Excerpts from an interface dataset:
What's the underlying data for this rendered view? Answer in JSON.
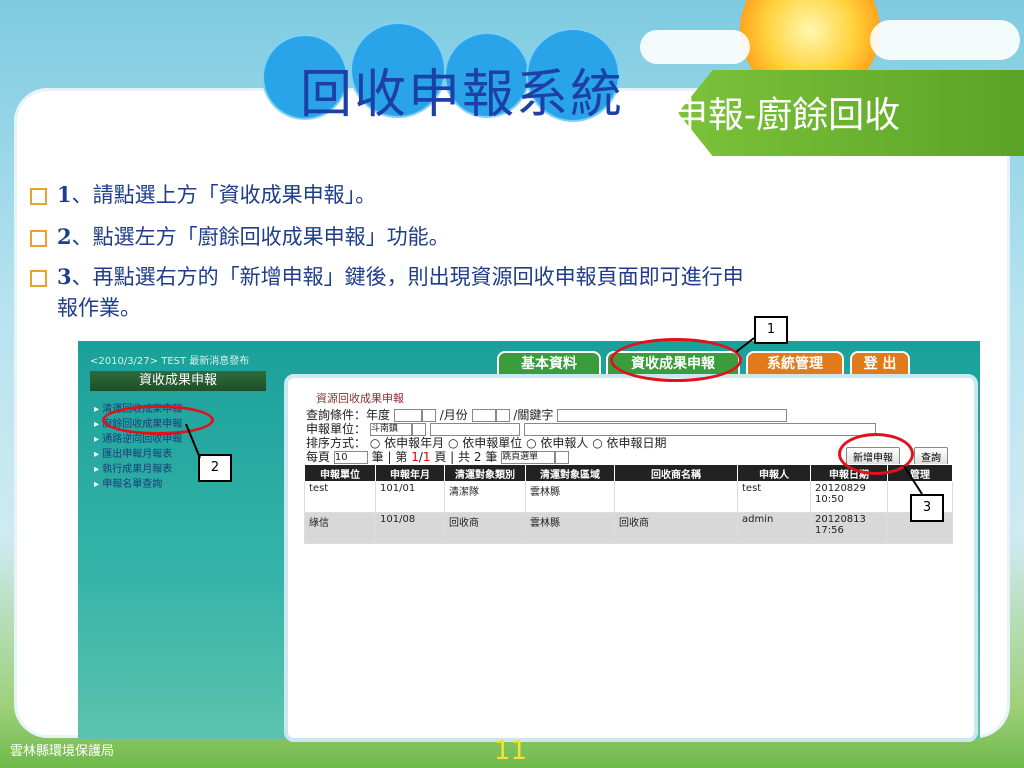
{
  "slide": {
    "title": "回收申報系統",
    "banner": "申報-廚餘回收",
    "instructions": [
      {
        "num": "1",
        "text": "、請點選上方「資收成果申報」。"
      },
      {
        "num": "2",
        "text": "、點選左方「廚餘回收成果申報」功能。"
      },
      {
        "num": "3",
        "text": "、再點選右方的「新增申報」鍵後，則出現資源回收申報頁面即可進行申"
      },
      {
        "num": "",
        "text": "報作業。"
      }
    ],
    "callouts": [
      "1",
      "2",
      "3"
    ],
    "footer": "雲林縣環境保護局",
    "page_number": "11"
  },
  "app": {
    "news_ticker": "<2010/3/27>  TEST 最新消息發布",
    "tabs": [
      "基本資料",
      "資收成果申報",
      "系統管理",
      "登 出"
    ],
    "sidebar": {
      "header": "資收成果申報",
      "items": [
        "清運回收成果申報",
        "廚餘回收成果申報",
        "通路逆向回收申報",
        "匯出申報月報表",
        "執行成果月報表",
        "申報名單查詢"
      ]
    },
    "panel": {
      "title": "資源回收成果申報",
      "query_label": "查詢條件：",
      "year_label": "年度",
      "month_label": "/月份",
      "keyword_label": "/關鍵字",
      "unit_label": "申報單位：",
      "unit_value": "斗南鎮",
      "sort_label": "排序方式：",
      "sort_options": [
        "依申報年月",
        "依申報單位",
        "依申報人",
        "依申報日期"
      ],
      "paging": {
        "prefix": "每頁",
        "size": "10",
        "text1": "筆 | 第",
        "current": "1",
        "slash": "/",
        "total_pages": "1",
        "text2": "頁 | 共",
        "count": "2",
        "text3": "筆",
        "jump": "跳頁選單"
      },
      "add_button": "新增申報",
      "query_button": "查詢",
      "columns": [
        "申報單位",
        "申報年月",
        "清運對象類別",
        "清運對象區域",
        "回收商名稱",
        "申報人",
        "申報日期",
        "管理"
      ],
      "rows": [
        [
          "test",
          "101/01",
          "清潔隊",
          "雲林縣",
          "",
          "test",
          "20120829 10:50",
          ""
        ],
        [
          "綠信",
          "101/08",
          "回收商",
          "雲林縣",
          "回收商",
          "admin",
          "20120813 17:56",
          ""
        ]
      ]
    }
  },
  "colors": {
    "title": "#1d3fa8",
    "banner": "#6cb42f",
    "accent": "#e0121c"
  }
}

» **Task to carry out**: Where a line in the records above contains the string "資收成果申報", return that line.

» **Solution**:
        "text": "、請點選上方「資收成果申報」。"
      "資收成果申報",
      "header": "資收成果申報",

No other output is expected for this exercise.